Problem to work on
Check each line of the records for "Compiler"; collect those that have it.
|---|
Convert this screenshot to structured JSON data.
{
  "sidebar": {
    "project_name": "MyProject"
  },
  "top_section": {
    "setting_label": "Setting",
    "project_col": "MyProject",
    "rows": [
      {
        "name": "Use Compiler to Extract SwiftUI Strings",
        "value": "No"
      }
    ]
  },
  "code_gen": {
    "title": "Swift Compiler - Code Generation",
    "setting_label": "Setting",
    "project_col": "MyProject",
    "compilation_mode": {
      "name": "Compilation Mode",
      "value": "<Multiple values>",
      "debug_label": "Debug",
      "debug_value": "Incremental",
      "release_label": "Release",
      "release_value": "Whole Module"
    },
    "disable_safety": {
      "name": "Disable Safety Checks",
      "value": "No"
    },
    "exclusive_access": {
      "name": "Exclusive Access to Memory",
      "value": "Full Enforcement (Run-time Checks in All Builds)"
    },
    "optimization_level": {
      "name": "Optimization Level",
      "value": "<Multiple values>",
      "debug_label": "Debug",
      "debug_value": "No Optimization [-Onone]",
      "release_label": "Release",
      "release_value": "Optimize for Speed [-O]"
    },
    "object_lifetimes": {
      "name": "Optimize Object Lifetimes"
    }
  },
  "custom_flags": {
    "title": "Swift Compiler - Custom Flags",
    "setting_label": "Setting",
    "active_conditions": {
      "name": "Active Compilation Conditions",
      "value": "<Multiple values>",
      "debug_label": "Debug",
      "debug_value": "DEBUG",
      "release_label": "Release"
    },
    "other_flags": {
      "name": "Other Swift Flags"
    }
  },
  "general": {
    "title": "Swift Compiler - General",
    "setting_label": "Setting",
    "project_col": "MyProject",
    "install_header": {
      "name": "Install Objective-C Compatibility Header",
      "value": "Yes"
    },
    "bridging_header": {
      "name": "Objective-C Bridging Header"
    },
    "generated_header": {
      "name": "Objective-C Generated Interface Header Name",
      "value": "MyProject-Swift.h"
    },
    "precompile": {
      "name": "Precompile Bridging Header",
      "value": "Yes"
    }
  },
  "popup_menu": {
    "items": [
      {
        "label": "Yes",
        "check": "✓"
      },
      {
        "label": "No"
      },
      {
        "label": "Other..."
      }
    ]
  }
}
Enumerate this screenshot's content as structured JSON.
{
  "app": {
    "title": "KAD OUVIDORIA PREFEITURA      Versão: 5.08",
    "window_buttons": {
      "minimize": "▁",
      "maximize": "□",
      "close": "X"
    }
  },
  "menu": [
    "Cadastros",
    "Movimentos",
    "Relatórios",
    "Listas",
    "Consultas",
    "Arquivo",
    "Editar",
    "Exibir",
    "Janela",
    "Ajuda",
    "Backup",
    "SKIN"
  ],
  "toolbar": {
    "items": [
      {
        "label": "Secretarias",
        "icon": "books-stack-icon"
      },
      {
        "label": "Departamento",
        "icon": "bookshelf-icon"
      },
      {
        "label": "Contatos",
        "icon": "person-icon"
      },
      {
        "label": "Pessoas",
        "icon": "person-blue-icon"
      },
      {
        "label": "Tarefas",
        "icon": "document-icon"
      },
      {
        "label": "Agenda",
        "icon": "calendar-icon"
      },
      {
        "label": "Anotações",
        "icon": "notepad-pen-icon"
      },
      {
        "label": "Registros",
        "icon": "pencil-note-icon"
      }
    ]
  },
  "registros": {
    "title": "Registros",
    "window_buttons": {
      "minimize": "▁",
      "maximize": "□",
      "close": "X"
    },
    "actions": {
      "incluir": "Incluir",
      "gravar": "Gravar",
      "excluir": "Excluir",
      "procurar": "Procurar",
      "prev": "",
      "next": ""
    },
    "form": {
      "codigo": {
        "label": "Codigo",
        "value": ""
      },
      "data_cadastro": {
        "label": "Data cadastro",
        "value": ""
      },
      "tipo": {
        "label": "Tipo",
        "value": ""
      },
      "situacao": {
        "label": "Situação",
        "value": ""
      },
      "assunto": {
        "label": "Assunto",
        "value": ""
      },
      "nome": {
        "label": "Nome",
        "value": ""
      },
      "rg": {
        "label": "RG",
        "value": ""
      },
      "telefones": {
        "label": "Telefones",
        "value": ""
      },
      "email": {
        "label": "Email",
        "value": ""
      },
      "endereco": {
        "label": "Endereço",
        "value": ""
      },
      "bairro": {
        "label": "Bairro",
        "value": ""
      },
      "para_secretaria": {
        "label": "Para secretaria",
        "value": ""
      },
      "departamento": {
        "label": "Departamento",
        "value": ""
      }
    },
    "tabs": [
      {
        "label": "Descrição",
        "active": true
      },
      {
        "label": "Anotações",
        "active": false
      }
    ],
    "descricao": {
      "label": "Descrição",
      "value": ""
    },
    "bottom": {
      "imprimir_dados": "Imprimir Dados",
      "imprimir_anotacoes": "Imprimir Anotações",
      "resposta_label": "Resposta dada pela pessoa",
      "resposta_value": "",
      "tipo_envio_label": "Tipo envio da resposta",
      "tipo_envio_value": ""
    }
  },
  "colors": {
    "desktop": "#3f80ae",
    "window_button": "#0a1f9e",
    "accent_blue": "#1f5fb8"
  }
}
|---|
Answer to this problem
        "name": "Use Compiler to Extract SwiftUI Strings",
    "title": "Swift Compiler - Code Generation",
    "title": "Swift Compiler - Custom Flags",
    "title": "Swift Compiler - General",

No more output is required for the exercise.